We descended past the place of camp 1, and from there down, the route was nearly vertical. Again, we embraced the unnerving challenge and kept going. We had 3,000 feet to go. I had been up since 5 and had been on the trail for nearly 10 hours. The route was now in the dark shade which dampened my enthusiasm, and I was literally and figuratively at the end of my rope. I would pick a point, get to that point, take a rest and pick another point. In a dream like state, I found myself 10 feet from the end of the route, hanging. I opened my eyes to find my helmet resting on the granite wall in front of me with Steve yelling, “Mike! Are you ok?” I shook my head, looked down, and slipped the rope the final 10 feet. Steve helped me unclip, and we both sat down and just laughed! I told him about the voices I had heard that morning, and the laughter subdued to eerie silence. Steve looked at me and rather than call me out, suggested that whatever the reason, “Mike those voices were real…” “As you headed up, the entire face of Broad Peak below let go in a massive avalanche, and I was scared out of my wits looking at it. I didn’t hear any voices like you did, but calm came over me as I listened to the roar dissipate. I felt like I was not alone, and a wave of appreciation and humility overtook me and I knew it was going to be an incredible day. It was!”

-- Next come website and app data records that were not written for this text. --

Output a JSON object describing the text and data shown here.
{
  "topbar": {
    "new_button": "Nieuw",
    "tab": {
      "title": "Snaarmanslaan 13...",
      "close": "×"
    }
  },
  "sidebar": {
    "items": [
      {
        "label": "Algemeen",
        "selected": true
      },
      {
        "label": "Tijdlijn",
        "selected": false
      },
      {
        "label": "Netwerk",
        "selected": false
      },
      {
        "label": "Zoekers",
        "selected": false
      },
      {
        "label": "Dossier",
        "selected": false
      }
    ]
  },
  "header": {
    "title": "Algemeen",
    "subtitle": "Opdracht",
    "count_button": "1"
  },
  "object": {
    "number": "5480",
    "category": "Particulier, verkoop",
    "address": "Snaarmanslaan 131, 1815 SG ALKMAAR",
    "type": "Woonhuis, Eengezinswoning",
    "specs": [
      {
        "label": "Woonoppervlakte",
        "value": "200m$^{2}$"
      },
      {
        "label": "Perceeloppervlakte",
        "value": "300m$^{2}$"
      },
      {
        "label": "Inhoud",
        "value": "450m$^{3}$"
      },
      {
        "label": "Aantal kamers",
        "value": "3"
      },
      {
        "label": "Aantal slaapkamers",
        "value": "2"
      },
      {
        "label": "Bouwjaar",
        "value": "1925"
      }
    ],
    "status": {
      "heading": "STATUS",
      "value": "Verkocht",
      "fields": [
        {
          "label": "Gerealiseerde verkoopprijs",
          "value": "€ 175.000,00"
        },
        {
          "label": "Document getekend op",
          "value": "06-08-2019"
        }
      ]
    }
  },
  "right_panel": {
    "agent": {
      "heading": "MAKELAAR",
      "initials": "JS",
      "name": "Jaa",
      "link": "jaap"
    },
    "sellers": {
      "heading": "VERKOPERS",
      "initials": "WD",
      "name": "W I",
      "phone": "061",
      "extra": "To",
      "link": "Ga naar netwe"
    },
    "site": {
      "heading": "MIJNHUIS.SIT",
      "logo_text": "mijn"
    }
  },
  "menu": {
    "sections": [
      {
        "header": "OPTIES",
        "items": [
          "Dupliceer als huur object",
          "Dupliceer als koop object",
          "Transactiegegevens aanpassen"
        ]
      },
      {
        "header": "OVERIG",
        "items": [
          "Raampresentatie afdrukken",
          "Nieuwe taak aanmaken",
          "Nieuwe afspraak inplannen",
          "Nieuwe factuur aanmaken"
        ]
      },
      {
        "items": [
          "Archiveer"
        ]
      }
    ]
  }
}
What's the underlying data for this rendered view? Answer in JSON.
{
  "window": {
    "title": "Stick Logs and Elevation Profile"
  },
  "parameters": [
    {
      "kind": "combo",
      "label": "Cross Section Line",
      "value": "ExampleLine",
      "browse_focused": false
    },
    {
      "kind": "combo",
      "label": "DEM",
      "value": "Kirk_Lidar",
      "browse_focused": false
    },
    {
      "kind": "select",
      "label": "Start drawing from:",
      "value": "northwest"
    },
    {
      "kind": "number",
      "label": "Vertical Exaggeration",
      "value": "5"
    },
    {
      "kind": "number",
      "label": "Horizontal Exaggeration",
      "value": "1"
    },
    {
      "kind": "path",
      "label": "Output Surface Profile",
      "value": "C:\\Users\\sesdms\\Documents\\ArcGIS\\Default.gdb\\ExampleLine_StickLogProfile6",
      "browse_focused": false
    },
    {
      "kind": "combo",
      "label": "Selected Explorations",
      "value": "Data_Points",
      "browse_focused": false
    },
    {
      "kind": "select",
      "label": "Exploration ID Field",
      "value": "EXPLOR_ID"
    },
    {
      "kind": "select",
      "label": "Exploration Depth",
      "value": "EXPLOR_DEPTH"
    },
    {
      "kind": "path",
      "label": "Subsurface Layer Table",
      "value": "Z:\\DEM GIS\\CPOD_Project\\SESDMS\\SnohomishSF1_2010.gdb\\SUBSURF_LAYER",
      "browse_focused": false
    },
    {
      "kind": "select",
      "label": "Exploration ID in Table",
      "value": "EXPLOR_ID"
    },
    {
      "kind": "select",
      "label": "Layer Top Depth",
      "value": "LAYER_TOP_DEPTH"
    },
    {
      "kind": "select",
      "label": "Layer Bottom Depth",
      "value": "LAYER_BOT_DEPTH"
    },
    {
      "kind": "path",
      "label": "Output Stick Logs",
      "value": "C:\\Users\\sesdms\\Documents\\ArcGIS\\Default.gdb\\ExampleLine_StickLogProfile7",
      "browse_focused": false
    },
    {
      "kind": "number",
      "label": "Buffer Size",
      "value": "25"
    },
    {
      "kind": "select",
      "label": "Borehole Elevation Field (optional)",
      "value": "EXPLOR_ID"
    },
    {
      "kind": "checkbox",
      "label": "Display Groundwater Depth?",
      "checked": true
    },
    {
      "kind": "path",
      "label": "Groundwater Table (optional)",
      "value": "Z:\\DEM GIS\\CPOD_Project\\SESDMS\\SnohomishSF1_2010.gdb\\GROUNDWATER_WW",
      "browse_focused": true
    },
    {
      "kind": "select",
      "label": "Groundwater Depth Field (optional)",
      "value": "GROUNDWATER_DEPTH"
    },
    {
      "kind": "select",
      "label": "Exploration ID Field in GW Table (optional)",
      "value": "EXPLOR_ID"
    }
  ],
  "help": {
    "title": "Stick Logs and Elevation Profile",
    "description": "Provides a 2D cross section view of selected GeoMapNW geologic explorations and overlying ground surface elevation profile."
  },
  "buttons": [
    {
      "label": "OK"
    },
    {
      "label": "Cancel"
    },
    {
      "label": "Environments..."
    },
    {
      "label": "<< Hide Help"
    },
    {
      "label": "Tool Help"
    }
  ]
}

Suddenly Mohamed our base camp cook arrived with his assistant. They had a thermos of lemonade and biscuits for us. The laughter resumed and was contagious and we sat there giggling. Over two months of climbing and finally we were off Broad Peak, safe and sound.

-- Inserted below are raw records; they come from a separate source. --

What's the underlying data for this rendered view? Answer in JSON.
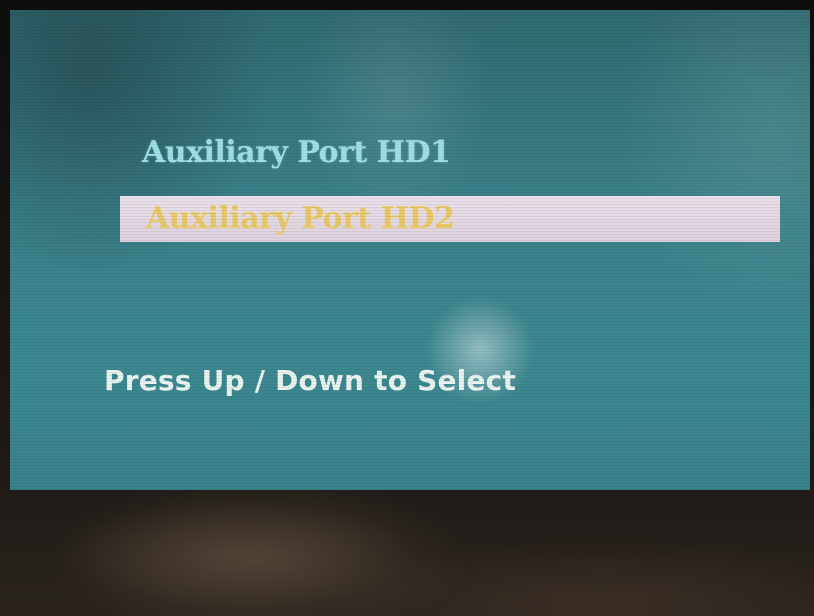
{
  "osd_menu": {
    "items": [
      {
        "label": "Auxiliary Port HD1",
        "selected": false
      },
      {
        "label": "Auxiliary Port HD2",
        "selected": true
      }
    ],
    "hint": "Press Up / Down to Select"
  },
  "colors": {
    "screen_background": "#3a8088",
    "item_text": "#9fe0e6",
    "selected_item_highlight": "#e5dce6",
    "selected_item_text": "#e8c86a",
    "hint_text": "#e8f3f0",
    "bezel": "#1a1714"
  }
}
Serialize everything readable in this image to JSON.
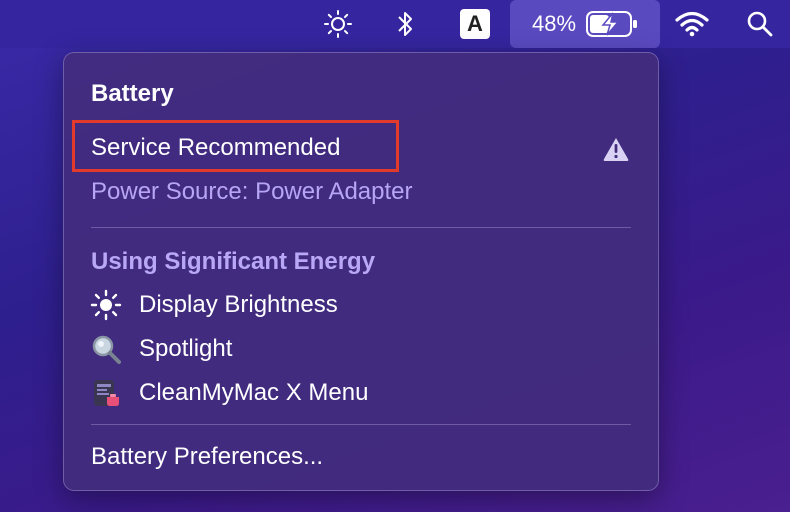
{
  "menubar": {
    "battery_percent": "48%",
    "input_source_letter": "A",
    "icons": [
      "brightness-icon",
      "bluetooth-icon",
      "input-source-icon",
      "battery-charging-icon",
      "wifi-icon",
      "search-icon"
    ]
  },
  "battery_menu": {
    "title": "Battery",
    "condition": "Service Recommended",
    "power_source": "Power Source: Power Adapter",
    "energy_section_title": "Using Significant Energy",
    "apps": [
      {
        "label": "Display Brightness",
        "icon": "sun-icon"
      },
      {
        "label": "Spotlight",
        "icon": "magnifier-icon"
      },
      {
        "label": "CleanMyMac X Menu",
        "icon": "cleanmymac-icon"
      }
    ],
    "preferences": "Battery Preferences..."
  },
  "colors": {
    "highlight_border": "#e23b2c",
    "section_title": "#b9a8f5",
    "menu_background": "#422c7e"
  }
}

Success came in the strangest way that trip. It wasn’t a summit victory or a life-time ski run or anything like that. It was a single otherwise unnotworthy long hard day we dreaded, companions we heard and felt but could not see, and the magnificence and power of a remote and high peak……. That was in August 1997, but reflections of that experience, that day, have remained with Steve and I since then. I’ve heard voices a handful of times since then, and always, they are at times where I am at my mental, physical and emotional limits. I can’t explain them, but they are real. I don’t seek them, they just happen. I hear them, always with encouragement that helps me realize the gift I have been given.
Ascending Slopes to Camp 3, Broad Peak